People have different vermicomposting goals and desires, some are more oriented to castings production and others want speedy breakdown of organic waste.  The methods are the same but the variables can be worlds apart.  For example let’s talk about the kitchen first, if your mail goals are directed toward speedy destruction of  food scraps there are a few tricks to optimize your system.  How much waste are you producing and how broken down is it?  Worms wait until natural bacterial decomposition is breaking down the material before they can ingest it.  Anything you can do to create surface area on your scraps will give the bacteria an opening to begin the cell by cell conversion of organic waste.  Freezing then thawing is really effective as it actually explodes the cell membrane.  Chopping and blending food scraps speeds things up too.  The worm to composting surface area is certainly a factor in this equation, the more worms you have the faster food will be consumed.  Depending on your use of bedding this type of system can be a little wet and sloppy but your kitchen waste will be gone in a jiff.  The castings production is a secondary concern but you’ll still need to periodically remove excess material and aerate the bin.

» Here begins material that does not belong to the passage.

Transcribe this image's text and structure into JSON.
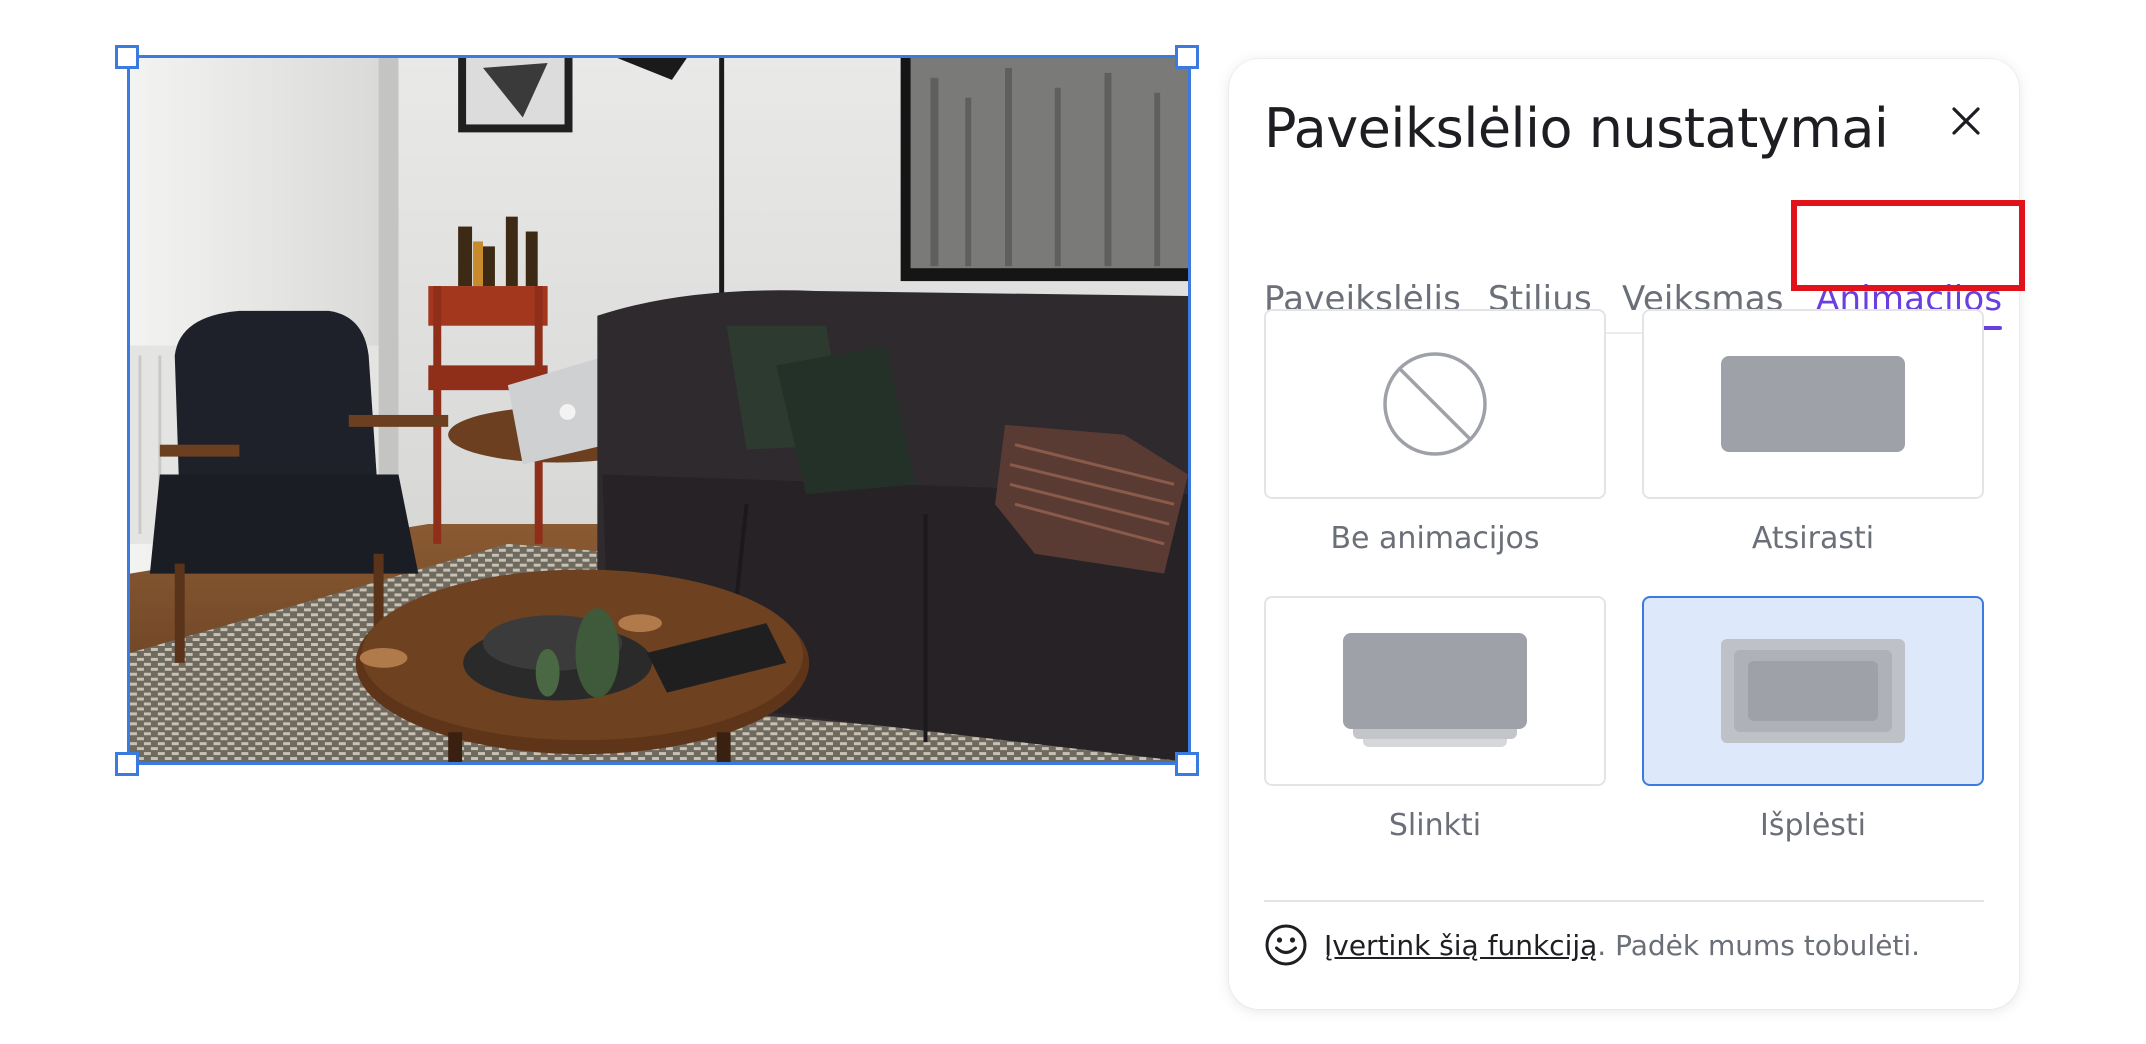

But I want to feed my plants!  As you should, if quality castings are your hearts desire, well, red wigglers LOVE manure…… almost all kinds.  Not many folks have access to fresh manure in the city but even the old stuff is a nice addition to an outdoor (and sometimes indoor) worm bin.  In fact, it’s always a good idea to incorporate extra natural organic material into any closed system, just to give it an aerobic bacterial infusion.  But, your bedding is what makes or breaks vermicast production.  To produce dark fluffy castings concentrate on the carbon to nitrogen ratio and the bedding material.  As the bedding breaks down the worms will slowly consume it.  Bins that have more time to “stew” tend to produce drier, airier shall we say cast.

Bedding also plays a significant role in breeding, where do you think the worms go to get a little privacy away form prying wormy eyes…….

One final “heads up” today, we have oodles of fresh castings just waiting for deployment in your garden, contact us here or through our Face Book page for info.